TASK TO CARRY OUT:
Your answer should be one number: how many lines below have the word "icon".

DATA:

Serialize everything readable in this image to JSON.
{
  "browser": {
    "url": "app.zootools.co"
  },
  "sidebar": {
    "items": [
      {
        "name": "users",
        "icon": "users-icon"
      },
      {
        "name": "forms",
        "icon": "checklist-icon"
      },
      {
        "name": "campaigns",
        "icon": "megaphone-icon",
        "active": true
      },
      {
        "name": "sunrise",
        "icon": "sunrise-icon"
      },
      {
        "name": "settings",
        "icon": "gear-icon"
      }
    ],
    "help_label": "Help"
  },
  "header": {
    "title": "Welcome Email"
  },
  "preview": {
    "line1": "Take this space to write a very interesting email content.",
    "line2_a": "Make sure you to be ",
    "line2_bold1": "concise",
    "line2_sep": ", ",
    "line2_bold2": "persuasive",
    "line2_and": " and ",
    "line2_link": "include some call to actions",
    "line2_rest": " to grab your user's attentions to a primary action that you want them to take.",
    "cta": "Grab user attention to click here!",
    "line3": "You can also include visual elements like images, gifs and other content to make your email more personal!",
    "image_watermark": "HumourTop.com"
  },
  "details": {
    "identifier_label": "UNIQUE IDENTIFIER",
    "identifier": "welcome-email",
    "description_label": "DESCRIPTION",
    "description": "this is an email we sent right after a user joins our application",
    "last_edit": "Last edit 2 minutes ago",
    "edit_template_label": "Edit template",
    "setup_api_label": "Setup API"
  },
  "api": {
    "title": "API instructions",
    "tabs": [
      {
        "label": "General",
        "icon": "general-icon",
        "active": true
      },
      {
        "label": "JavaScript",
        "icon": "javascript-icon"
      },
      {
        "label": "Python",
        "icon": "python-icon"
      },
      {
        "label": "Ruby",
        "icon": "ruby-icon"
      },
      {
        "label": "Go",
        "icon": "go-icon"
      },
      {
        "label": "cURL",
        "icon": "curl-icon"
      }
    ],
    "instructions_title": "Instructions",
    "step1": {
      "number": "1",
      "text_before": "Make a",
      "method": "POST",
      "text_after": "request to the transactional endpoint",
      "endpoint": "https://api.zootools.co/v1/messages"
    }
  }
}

WRITTEN REPLY:
11